  2. ^ "Tinker Bell and the Lost Treasure (2009)". Box Office Mojo. Retrieved August 17, 2014. 
  3. ^ a b "Tinkerbell and the Lost Treasure". Walt Disney Studios Home Entertainment. Retrieved 2 March 2010. 
  4. ^ "Tinker Bell and the Lost Treasure Cast Credits". IMDb. Retrieved 2 March 2010. 
  5. ^ Ed Perkis. "Tinker Bell and the Lost Treasure [Blu-ray] - DVD". Cinema Blend. Retrieved 5 July 2010. 
  6. ^ Brandy McDonnell (6 November 2009). "'Lost Treasure' tinkers with pixie's evolution". The Oklahoman. 
  7. ^ Goldwasser, Dan (13 May 2009). "Joel McNeely scores Tinker Bell and the Lost Treasure". Scoring Sessions. Retrieved 2 March 2010. 
  8. ^ "デミ・ロヴァート Gift of a Friend – Single". iTunes Store (in Japanese). Apple, Inc. October 10, 2011. 

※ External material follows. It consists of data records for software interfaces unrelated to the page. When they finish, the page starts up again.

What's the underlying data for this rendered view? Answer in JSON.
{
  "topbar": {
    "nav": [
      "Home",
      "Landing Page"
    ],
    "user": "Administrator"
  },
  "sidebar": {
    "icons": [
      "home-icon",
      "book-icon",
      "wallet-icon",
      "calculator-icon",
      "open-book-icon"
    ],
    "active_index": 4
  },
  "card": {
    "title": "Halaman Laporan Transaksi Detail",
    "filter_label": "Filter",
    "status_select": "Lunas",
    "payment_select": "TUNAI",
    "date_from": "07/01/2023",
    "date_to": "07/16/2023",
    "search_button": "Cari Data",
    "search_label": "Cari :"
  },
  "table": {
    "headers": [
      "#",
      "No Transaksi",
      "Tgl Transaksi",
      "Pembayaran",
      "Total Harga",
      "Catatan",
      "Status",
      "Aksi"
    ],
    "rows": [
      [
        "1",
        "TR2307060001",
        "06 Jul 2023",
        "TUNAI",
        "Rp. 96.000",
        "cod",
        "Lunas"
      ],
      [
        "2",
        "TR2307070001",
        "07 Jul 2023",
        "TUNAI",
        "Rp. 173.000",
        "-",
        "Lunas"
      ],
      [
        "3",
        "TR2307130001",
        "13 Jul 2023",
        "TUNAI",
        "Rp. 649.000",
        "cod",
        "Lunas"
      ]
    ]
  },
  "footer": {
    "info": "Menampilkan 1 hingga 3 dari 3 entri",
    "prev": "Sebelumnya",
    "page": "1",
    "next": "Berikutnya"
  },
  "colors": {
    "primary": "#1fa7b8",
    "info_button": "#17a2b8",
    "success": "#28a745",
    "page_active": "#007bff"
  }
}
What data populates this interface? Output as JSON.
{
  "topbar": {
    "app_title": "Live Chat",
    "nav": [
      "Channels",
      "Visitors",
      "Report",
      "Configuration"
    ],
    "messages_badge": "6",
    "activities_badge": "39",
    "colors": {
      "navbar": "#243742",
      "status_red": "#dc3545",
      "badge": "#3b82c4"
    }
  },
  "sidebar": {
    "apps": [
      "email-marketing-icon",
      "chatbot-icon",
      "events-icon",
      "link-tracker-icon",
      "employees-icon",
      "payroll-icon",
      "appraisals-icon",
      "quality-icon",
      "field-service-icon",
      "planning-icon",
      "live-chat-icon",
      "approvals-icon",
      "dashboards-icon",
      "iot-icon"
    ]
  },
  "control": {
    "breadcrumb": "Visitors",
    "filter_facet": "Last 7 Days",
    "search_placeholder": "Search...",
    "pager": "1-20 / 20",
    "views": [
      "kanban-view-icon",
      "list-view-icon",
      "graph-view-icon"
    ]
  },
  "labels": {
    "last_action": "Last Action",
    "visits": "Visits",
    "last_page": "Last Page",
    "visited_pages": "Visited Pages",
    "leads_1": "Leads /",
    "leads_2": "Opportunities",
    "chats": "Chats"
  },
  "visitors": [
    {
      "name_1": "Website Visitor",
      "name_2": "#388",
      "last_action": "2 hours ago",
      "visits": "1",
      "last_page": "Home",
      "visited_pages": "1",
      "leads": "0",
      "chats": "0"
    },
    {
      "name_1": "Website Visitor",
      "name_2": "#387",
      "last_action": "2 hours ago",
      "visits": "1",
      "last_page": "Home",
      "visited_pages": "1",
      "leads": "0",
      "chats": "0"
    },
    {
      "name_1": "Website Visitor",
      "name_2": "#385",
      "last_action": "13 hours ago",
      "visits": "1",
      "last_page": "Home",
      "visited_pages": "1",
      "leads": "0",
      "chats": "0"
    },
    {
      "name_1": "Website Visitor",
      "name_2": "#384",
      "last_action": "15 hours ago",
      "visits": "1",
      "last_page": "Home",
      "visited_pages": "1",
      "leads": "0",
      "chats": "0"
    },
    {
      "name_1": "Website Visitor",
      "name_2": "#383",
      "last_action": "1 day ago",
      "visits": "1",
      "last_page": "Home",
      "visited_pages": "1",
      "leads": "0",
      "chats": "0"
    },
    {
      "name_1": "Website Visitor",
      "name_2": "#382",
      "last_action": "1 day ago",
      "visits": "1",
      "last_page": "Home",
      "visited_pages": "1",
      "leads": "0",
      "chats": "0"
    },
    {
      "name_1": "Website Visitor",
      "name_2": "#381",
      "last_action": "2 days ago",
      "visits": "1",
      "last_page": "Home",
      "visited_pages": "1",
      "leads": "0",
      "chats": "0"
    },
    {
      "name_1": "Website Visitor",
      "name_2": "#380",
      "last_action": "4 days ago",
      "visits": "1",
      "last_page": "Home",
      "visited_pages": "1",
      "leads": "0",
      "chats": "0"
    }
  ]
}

  9. ^ "Tinker Bell and the Lost Treasure Soundtrack". Amazon.com. Retrieved 2 March 2010. 
  10. ^ http://www.japantoday.com/category/entertainment/view/ayumi-hamasaki%E2%80%99s-you-were%E2%80%A6-chosen-as-tinkerbell-theme-song
  11. ^ demi lovato (2012-09-05). "Billboard Kid Digital Songs". Billboard. Retrieved 2012-12-13. 
  12. ^ Kiki Ryan (31 October 2009). "Tinker Bell Appointed 'Honorary Ambassador of Green' to UN". Politico. 
  13. ^ "UN casts Disney's Tinker Bell to raise environmental awareness among children" (Press release). United Nations. 25 October 2009. Retrieved 2010-07-05. 
  14. ^ "Tinker Bell and the Lost Treasure DVD". Amazon.co.uk. Retrieved 2 March 2010. 
  15. ^ "Tinker Bell and the Lost Treasure - DVD Sales". The Numbers. Retrieved 2 March 2010. 
  16. ^ Chloe Albanesius (29 September 2009). "Disney Brings Story Time to the Web". PC Magazine. 
  17. ^ Ford, Kristin (28 September 2009). "Tinker Bell's Terence to Meet Magic Kingdom Visitors". Orlando Sentinel. Retrieved 2 March 2010. 
  18. ^ "Tinker Bell and the Great Fairy Rescue". L.A. Office Lounge. Retrieved 2 March 2010. 
  19. ^ Beck, Jerry (December 5, 2013). "FIRST LOOK: Disneytoon Studios' "The Pirate Fairy"". Animation Scoop. Retrieved March 28, 2014. 
  20. ^ "D23 Expo: New Art From the Upcoming Disney, Pixar and Disneytoon Movies". ComingSoon.net. August 9, 2013. Retrieved March 28, 2014. 

External links[edit]